> **Recorded data**:
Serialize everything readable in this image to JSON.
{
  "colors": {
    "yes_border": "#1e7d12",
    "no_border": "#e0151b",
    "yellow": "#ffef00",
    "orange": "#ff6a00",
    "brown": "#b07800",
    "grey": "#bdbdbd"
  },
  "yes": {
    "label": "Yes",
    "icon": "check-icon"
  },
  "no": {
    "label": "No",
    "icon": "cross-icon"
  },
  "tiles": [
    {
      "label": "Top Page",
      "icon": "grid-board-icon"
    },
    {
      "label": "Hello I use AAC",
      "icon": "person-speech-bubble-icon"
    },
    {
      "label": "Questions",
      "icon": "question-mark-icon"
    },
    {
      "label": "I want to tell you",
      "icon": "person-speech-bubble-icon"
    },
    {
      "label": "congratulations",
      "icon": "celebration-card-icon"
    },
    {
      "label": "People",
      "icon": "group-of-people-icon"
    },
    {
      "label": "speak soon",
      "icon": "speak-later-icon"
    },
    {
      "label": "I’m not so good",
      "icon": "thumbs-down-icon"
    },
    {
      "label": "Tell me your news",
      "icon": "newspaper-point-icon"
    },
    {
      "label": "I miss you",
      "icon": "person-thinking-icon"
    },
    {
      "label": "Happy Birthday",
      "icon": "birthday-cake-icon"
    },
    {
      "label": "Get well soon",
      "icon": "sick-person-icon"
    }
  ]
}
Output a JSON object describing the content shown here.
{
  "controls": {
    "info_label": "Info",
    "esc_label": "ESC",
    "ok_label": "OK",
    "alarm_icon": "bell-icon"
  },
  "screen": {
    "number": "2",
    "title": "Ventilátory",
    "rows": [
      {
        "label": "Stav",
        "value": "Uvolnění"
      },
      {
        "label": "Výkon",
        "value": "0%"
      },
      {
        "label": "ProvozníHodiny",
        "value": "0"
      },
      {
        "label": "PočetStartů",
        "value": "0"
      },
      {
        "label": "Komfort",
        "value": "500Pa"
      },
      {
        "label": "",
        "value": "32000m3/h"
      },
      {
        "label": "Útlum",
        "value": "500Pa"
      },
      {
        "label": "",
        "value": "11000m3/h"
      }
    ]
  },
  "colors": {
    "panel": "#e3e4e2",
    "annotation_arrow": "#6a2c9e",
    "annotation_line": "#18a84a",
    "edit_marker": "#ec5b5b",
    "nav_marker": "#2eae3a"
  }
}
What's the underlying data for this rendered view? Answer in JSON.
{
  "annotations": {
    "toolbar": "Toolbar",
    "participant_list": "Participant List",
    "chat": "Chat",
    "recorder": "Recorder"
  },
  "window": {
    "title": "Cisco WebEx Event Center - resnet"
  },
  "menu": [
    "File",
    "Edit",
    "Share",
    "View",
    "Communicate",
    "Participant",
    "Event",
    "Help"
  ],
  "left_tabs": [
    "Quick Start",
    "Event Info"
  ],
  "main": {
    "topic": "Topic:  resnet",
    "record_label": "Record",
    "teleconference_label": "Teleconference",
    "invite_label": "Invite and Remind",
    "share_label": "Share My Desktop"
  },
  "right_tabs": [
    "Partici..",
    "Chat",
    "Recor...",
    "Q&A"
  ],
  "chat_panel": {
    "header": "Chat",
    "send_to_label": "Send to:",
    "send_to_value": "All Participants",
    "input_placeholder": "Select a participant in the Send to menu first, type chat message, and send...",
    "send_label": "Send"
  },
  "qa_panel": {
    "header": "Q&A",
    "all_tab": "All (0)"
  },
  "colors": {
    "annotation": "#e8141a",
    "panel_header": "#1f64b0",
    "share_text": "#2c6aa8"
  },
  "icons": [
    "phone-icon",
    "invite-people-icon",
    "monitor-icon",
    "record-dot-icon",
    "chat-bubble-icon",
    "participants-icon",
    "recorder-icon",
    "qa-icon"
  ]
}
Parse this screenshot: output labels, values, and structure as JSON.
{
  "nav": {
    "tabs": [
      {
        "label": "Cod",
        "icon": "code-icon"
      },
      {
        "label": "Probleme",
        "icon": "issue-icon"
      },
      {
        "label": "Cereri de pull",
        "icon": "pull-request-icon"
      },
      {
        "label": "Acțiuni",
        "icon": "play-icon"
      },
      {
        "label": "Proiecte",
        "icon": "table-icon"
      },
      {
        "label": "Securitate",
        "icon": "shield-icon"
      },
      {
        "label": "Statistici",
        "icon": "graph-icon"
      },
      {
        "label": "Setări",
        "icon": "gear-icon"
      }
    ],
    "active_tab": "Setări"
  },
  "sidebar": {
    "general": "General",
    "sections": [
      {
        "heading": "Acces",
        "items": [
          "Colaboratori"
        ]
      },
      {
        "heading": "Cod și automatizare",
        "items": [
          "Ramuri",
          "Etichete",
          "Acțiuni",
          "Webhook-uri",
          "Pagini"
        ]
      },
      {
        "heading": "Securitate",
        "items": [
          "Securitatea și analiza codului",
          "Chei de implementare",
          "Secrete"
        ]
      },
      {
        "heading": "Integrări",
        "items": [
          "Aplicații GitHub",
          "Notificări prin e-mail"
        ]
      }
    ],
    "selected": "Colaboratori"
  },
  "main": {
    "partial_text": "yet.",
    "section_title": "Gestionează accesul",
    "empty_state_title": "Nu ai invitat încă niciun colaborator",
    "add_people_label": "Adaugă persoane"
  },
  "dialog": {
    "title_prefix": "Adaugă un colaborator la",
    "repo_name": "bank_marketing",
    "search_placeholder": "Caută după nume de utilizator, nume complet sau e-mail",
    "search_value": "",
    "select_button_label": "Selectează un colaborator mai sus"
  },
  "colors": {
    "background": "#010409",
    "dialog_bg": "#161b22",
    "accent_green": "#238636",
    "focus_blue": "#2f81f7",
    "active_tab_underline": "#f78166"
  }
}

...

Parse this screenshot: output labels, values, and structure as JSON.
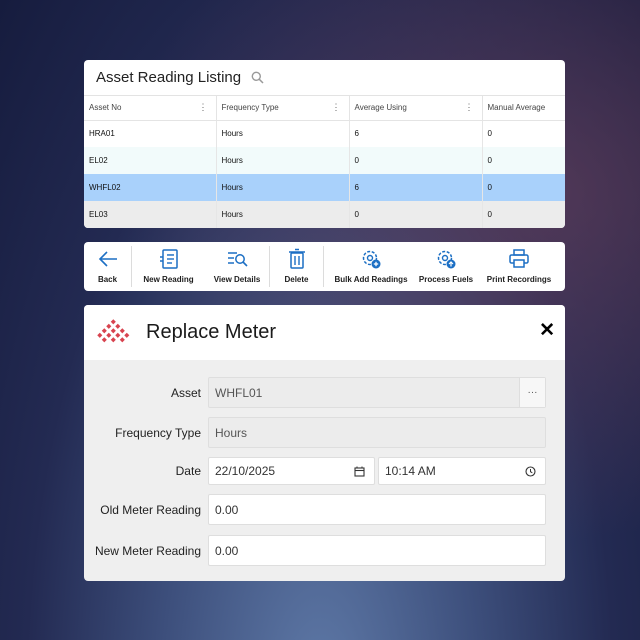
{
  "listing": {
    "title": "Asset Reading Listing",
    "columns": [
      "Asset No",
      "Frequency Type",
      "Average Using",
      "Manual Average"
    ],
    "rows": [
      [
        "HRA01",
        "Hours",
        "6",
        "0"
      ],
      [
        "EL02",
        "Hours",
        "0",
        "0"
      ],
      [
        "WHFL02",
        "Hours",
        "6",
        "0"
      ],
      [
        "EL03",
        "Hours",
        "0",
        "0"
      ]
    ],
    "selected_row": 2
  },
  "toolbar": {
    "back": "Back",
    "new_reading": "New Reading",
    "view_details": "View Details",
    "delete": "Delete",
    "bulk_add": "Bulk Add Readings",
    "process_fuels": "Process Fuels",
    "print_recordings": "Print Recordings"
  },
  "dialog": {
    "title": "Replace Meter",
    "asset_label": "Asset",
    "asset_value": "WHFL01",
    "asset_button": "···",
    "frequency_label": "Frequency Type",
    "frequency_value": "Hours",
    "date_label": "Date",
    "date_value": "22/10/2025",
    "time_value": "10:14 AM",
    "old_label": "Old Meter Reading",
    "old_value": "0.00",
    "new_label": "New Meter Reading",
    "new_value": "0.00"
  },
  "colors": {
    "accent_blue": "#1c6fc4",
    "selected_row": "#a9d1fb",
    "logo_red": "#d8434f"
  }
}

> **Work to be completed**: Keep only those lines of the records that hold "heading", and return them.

> **Task response**:
        "heading": "Acces",
        "heading": "Cod și automatizare",
        "heading": "Securitate",
        "heading": "Integrări",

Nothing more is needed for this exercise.